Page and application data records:
== Segment start ==
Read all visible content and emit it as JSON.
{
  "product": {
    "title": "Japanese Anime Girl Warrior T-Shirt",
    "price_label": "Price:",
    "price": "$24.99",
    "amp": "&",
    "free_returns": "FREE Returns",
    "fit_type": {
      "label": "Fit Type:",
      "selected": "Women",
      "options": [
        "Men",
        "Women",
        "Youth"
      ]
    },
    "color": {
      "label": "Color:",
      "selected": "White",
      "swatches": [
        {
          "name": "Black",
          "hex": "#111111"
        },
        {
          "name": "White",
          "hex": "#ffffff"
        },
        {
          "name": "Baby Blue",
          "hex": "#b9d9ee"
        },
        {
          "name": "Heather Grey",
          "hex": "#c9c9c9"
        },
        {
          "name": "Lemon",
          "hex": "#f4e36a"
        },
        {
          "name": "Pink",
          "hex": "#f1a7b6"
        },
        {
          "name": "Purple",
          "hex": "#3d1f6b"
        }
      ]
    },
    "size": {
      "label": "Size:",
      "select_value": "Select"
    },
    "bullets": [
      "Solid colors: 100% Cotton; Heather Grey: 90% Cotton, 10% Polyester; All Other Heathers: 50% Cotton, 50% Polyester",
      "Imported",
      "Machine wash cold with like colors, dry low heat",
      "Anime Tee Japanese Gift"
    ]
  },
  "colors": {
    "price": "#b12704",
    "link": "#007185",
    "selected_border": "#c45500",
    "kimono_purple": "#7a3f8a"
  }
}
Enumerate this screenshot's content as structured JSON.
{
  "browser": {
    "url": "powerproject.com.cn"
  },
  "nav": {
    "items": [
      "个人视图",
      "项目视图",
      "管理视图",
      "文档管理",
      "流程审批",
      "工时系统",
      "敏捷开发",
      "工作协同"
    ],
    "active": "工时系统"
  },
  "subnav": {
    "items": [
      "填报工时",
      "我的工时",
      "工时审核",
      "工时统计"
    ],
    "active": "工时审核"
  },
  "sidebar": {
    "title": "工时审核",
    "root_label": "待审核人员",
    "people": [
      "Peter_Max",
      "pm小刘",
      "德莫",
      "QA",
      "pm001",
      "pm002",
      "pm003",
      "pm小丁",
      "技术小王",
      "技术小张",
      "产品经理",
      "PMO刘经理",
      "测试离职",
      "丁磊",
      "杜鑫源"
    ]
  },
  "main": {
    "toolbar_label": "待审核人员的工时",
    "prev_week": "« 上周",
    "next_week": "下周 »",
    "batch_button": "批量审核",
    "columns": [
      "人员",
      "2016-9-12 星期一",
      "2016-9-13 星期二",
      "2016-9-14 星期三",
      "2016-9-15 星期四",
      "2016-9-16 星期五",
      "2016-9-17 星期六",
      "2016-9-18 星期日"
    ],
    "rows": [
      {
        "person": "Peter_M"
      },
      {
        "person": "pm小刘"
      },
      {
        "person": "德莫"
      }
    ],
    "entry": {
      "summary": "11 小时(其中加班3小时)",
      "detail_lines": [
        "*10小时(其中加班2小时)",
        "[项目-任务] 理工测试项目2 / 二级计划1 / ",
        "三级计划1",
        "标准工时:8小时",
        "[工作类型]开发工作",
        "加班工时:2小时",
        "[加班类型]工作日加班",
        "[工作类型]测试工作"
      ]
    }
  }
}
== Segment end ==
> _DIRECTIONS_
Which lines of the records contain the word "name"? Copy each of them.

> _ANSWER BOX_
          "name": "Black",
          "name": "White",
          "name": "Baby Blue",
          "name": "Heather Grey",
          "name": "Lemon",
          "name": "Pink",
          "name": "Purple",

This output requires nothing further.